There’s also not an obvious candidate for Washington to pursue if the job did open up. Mark Pope at BYU has been a popular name but they fell to a bubble team this year. And with BYU’s move to the Big 12 would heading to UW actually be a step up for him? Leon Rice won a competitive likely 4-bid Mountain West at Boise State this year but this will be just his 3rd tournament appearance in 12 years there. Would you be thrilled with Todd Golden from San Francisco (who replaced Kyle Smith after he was hired by Washington State) or Jeff Linder from Wyoming? These would be the names first mentioned although obviously Cohen went with a choice out of left field in hiring Hopkins.

All indications are that Hopkins will be back. This season wasn’t a national embarrassment the way the football season was that is going to inspire donors to step up and pay for Hop’s buyout. It isn’t reasonable to expect UW to support paying out $6+ million annually the next 3 years for Hop and Jimmy Lake to sit on their respective couches. And if they do then it isn’t reasonable to expect them to be able to afford a coach who is going to be an instant difference maker. Then again as some of the data above shows, it might not take much to see an instant difference in results anyways.

There’s certainly a chance that next year’s team under Mike Hopkins gets better. Maybe Emmitt Matthews Jr., Nate Roberts, and Jamal Bey all come back to join with PJ Fuller, Cole Bajema, Langston Wilson, and Jackson Grant. Maybe Koren Johnson comes in and makes a Jaylen Nowell-like impact as a true freshman. Maybe Hop finds an elite level transfer or 2 to supplement the roster. In the transfer portal era there’s a realistic hope that some emergency plastic surgery can be done on a roster to turn a sub-par group into a conference contender on the fly in April and May.

And that’s likely going to be what’s needed because there hasn’t been much in the way of development during the Hopkins era. The only players under Hop to make an all-conference team either were inherited from Lorenzo Romar (Noah Dickerson, Matisse Thybulle), were immediately good as a true freshman (Jaylen Nowell, Isaiah Stewart) or came in as a grad transfer (Terrell Brown Jr.). Development hasn’t exactly been a strong suit. There’s always a chance that Jackson Grant, Langston Wilson, or Samuel Ariyibi make a giant leap to become an all-conference type player but it isn’t where you’d put your smart money given recent history.

Mike Hopkins is a likeable guy. The pandemic obviously wasn’t an easy thing to deal with during the last few years. This year’s team played with a lot of heart and were fun to watch even if frustrating for long stretches on offense. But they were never nationally relevant and haven’t been since upsetting Baylor in the season opener in 2019. There’s no reason to expect anything different until we have this same conversation again next March.

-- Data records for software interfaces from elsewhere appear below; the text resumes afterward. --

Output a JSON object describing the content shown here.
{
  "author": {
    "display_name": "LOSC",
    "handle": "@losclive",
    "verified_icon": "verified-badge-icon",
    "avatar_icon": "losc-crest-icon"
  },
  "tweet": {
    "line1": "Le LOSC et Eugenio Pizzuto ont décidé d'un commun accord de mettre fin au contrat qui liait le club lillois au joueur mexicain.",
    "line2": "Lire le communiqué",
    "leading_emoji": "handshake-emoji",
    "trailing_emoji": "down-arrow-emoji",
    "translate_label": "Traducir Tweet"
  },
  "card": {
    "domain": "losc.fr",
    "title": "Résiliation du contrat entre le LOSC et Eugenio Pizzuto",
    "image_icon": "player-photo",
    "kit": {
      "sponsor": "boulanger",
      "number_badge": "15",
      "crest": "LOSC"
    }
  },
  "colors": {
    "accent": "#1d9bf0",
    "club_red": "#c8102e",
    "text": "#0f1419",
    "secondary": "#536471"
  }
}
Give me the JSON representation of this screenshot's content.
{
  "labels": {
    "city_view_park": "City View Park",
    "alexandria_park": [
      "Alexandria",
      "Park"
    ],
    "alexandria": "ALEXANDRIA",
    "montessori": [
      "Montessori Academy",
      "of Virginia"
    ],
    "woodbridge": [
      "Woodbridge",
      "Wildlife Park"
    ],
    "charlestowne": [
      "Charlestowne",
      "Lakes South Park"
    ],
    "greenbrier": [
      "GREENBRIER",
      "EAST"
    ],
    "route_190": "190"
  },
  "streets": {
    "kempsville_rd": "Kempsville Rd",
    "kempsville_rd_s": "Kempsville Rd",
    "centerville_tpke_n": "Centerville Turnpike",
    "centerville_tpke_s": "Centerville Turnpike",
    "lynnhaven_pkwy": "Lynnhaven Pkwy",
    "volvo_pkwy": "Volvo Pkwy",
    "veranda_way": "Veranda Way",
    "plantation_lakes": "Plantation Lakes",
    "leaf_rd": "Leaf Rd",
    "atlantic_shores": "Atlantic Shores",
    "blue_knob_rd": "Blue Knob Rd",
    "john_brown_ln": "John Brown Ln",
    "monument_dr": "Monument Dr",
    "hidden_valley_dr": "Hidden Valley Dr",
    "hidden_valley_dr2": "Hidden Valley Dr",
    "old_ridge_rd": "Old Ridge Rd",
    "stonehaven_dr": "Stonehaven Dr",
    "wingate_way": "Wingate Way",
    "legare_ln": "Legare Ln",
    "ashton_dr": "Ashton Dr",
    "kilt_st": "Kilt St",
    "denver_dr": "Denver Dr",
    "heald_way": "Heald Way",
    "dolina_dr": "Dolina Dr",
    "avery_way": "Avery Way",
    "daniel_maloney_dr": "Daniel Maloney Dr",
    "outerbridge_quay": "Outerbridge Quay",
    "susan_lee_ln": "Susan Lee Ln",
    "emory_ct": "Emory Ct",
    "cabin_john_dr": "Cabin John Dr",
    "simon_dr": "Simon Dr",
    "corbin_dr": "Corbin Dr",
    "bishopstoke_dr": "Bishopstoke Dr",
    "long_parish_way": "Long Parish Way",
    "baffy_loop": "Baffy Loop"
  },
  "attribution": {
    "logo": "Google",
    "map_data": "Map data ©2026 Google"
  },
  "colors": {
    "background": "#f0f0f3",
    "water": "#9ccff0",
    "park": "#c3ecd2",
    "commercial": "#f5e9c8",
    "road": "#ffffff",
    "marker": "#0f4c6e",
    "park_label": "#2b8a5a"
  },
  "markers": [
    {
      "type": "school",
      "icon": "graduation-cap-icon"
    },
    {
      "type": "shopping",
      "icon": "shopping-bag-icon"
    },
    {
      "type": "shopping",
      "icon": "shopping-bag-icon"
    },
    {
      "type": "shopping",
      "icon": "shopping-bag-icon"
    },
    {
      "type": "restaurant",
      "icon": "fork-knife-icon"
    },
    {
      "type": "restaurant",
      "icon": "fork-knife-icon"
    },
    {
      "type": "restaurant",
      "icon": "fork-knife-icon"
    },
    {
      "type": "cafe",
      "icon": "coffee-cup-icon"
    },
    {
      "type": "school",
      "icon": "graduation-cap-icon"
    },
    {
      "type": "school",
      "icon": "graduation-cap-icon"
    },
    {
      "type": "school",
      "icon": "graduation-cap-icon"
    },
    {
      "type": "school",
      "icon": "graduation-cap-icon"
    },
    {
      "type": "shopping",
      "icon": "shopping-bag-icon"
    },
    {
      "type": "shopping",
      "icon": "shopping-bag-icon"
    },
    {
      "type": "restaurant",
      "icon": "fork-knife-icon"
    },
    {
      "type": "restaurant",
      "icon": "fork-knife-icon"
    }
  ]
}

The bottom line is that this was one of the better teams in the Hopkins tenure and the team could not compete with any consistency with the top-25 opponents it played. Due to the program’s and the school’s financial situation, it’s hard to see an off-ramp that is both immediate and plausible. Likewise, it’s hard to see a version of a Hopkins Husky team that suddenly turns the corner, develops young talent, and crafts a solid offense. If Hopkins could pull those levers towards improvement, he would have shown an inclination for it in the last 5 years. So the program remains in suspended animation. It’s not the sort of five-alarm fire that forces the school to eat his contract, but it’s also not good enough to invest much emotion. Call it suspended animation. Or the treadmill of mediocrity. Or Pac-12 purgatory. Or just call it Husky basketball.